Omitting all images, give the entries that follow again exactly as they read.
□ □ □ □ □ □ □
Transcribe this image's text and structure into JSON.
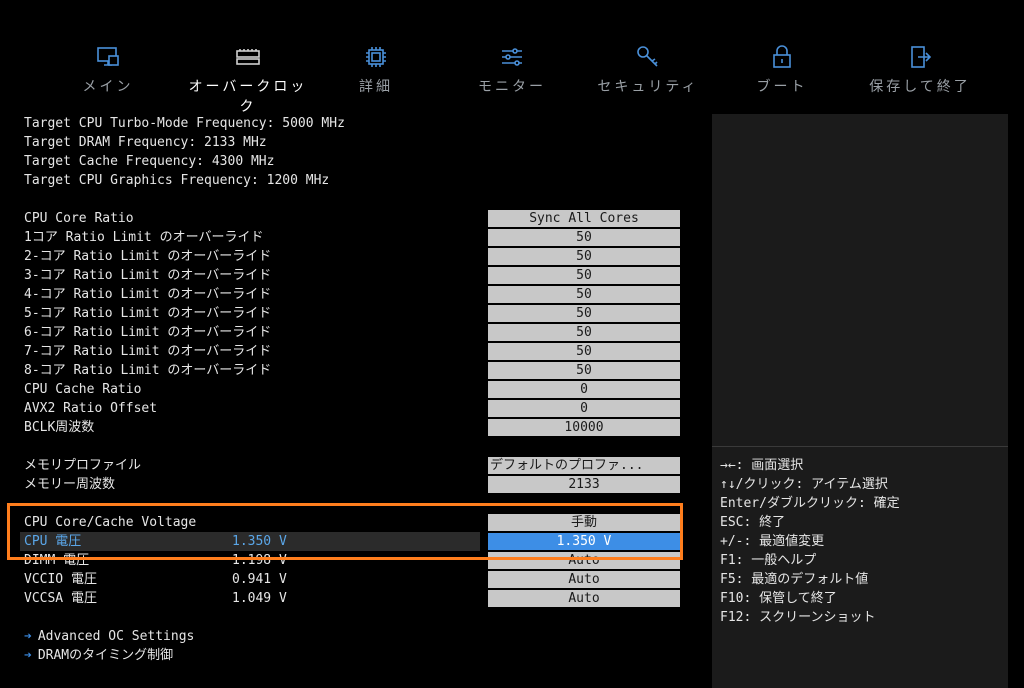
{
  "nav": {
    "tabs": [
      {
        "label": "メイン",
        "icon": "monitor-icon"
      },
      {
        "label": "オーバークロック",
        "icon": "memory-module-icon"
      },
      {
        "label": "詳細",
        "icon": "chip-icon"
      },
      {
        "label": "モニター",
        "icon": "sliders-icon"
      },
      {
        "label": "セキュリティ",
        "icon": "key-icon"
      },
      {
        "label": "ブート",
        "icon": "lock-icon"
      },
      {
        "label": "保存して終了",
        "icon": "exit-door-icon"
      }
    ],
    "active": "オーバークロック"
  },
  "info": [
    "Target CPU Turbo-Mode Frequency: 5000 MHz",
    "Target DRAM Frequency: 2133 MHz",
    "Target Cache Frequency: 4300 MHz",
    "Target CPU Graphics Frequency: 1200 MHz"
  ],
  "settings": [
    {
      "label": "CPU Core Ratio",
      "value": "Sync All Cores"
    },
    {
      "label": "1コア Ratio Limit のオーバーライド",
      "value": "50"
    },
    {
      "label": "2-コア Ratio Limit のオーバーライド",
      "value": "50"
    },
    {
      "label": "3-コア Ratio Limit のオーバーライド",
      "value": "50"
    },
    {
      "label": "4-コア Ratio Limit のオーバーライド",
      "value": "50"
    },
    {
      "label": "5-コア Ratio Limit のオーバーライド",
      "value": "50"
    },
    {
      "label": "6-コア Ratio Limit のオーバーライド",
      "value": "50"
    },
    {
      "label": "7-コア Ratio Limit のオーバーライド",
      "value": "50"
    },
    {
      "label": "8-コア Ratio Limit のオーバーライド",
      "value": "50"
    },
    {
      "label": "CPU Cache Ratio",
      "value": "0"
    },
    {
      "label": "AVX2 Ratio Offset",
      "value": "0"
    },
    {
      "label": "BCLK周波数",
      "value": "10000"
    }
  ],
  "memory": [
    {
      "label": "メモリプロファイル",
      "value": "デフォルトのプロファ..."
    },
    {
      "label": "メモリー周波数",
      "value": "2133"
    }
  ],
  "voltage": [
    {
      "label": "CPU Core/Cache Voltage",
      "current": "",
      "value": "手動"
    },
    {
      "label": "CPU 電圧",
      "current": "1.350 V",
      "value": "1.350 V"
    },
    {
      "label": "DIMM 電圧",
      "current": "1.198 V",
      "value": "Auto"
    },
    {
      "label": "VCCIO 電圧",
      "current": "0.941 V",
      "value": "Auto"
    },
    {
      "label": "VCCSA 電圧",
      "current": "1.049 V",
      "value": "Auto"
    }
  ],
  "submenus": [
    {
      "arrow": "➔",
      "label": "Advanced OC Settings"
    },
    {
      "arrow": "➔",
      "label": "DRAMのタイミング制御"
    }
  ],
  "help": [
    "→←: 画面選択",
    "↑↓/クリック: アイテム選択",
    "Enter/ダブルクリック: 確定",
    "ESC: 終了",
    "+/-: 最適値変更",
    "F1: 一般ヘルプ",
    "F5: 最適のデフォルト値",
    "F10: 保管して終了",
    "F12: スクリーンショット"
  ],
  "colors": {
    "accent": "#3d8ee6",
    "highlight_border": "#ff7e1d",
    "selected_text": "#5aa6e8"
  }
}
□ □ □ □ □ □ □
PROBLEM SOLUTION:
Transcribe this image's text and structure into JSON.
{
  "nav": {
    "tabs": [
      {
        "label": "メイン",
        "icon": "monitor-icon"
      },
      {
        "label": "オーバークロック",
        "icon": "memory-module-icon"
      },
      {
        "label": "詳細",
        "icon": "chip-icon"
      },
      {
        "label": "モニター",
        "icon": "sliders-icon"
      },
      {
        "label": "セキュリティ",
        "icon": "key-icon"
      },
      {
        "label": "ブート",
        "icon": "lock-icon"
      },
      {
        "label": "保存して終了",
        "icon": "exit-door-icon"
      }
    ],
    "active": "オーバークロック"
  },
  "info": [
    "Target CPU Turbo-Mode Frequency: 5000 MHz",
    "Target DRAM Frequency: 2133 MHz",
    "Target Cache Frequency: 4300 MHz",
    "Target CPU Graphics Frequency: 1200 MHz"
  ],
  "settings": [
    {
      "label": "CPU Core Ratio",
      "value": "Sync All Cores"
    },
    {
      "label": "1コア Ratio Limit のオーバーライド",
      "value": "50"
    },
    {
      "label": "2-コア Ratio Limit のオーバーライド",
      "value": "50"
    },
    {
      "label": "3-コア Ratio Limit のオーバーライド",
      "value": "50"
    },
    {
      "label": "4-コア Ratio Limit のオーバーライド",
      "value": "50"
    },
    {
      "label": "5-コア Ratio Limit のオーバーライド",
      "value": "50"
    },
    {
      "label": "6-コア Ratio Limit のオーバーライド",
      "value": "50"
    },
    {
      "label": "7-コア Ratio Limit のオーバーライド",
      "value": "50"
    },
    {
      "label": "8-コア Ratio Limit のオーバーライド",
      "value": "50"
    },
    {
      "label": "CPU Cache Ratio",
      "value": "0"
    },
    {
      "label": "AVX2 Ratio Offset",
      "value": "0"
    },
    {
      "label": "BCLK周波数",
      "value": "10000"
    }
  ],
  "memory": [
    {
      "label": "メモリプロファイル",
      "value": "デフォルトのプロファ..."
    },
    {
      "label": "メモリー周波数",
      "value": "2133"
    }
  ],
  "voltage": [
    {
      "label": "CPU Core/Cache Voltage",
      "current": "",
      "value": "手動"
    },
    {
      "label": "CPU 電圧",
      "current": "1.350 V",
      "value": "1.350 V"
    },
    {
      "label": "DIMM 電圧",
      "current": "1.198 V",
      "value": "Auto"
    },
    {
      "label": "VCCIO 電圧",
      "current": "0.941 V",
      "value": "Auto"
    },
    {
      "label": "VCCSA 電圧",
      "current": "1.049 V",
      "value": "Auto"
    }
  ],
  "submenus": [
    {
      "arrow": "➔",
      "label": "Advanced OC Settings"
    },
    {
      "arrow": "➔",
      "label": "DRAMのタイミング制御"
    }
  ],
  "help": [
    "→←: 画面選択",
    "↑↓/クリック: アイテム選択",
    "Enter/ダブルクリック: 確定",
    "ESC: 終了",
    "+/-: 最適値変更",
    "F1: 一般ヘルプ",
    "F5: 最適のデフォルト値",
    "F10: 保管して終了",
    "F12: スクリーンショット"
  ],
  "colors": {
    "accent": "#3d8ee6",
    "highlight_border": "#ff7e1d",
    "selected_text": "#5aa6e8"
  }
}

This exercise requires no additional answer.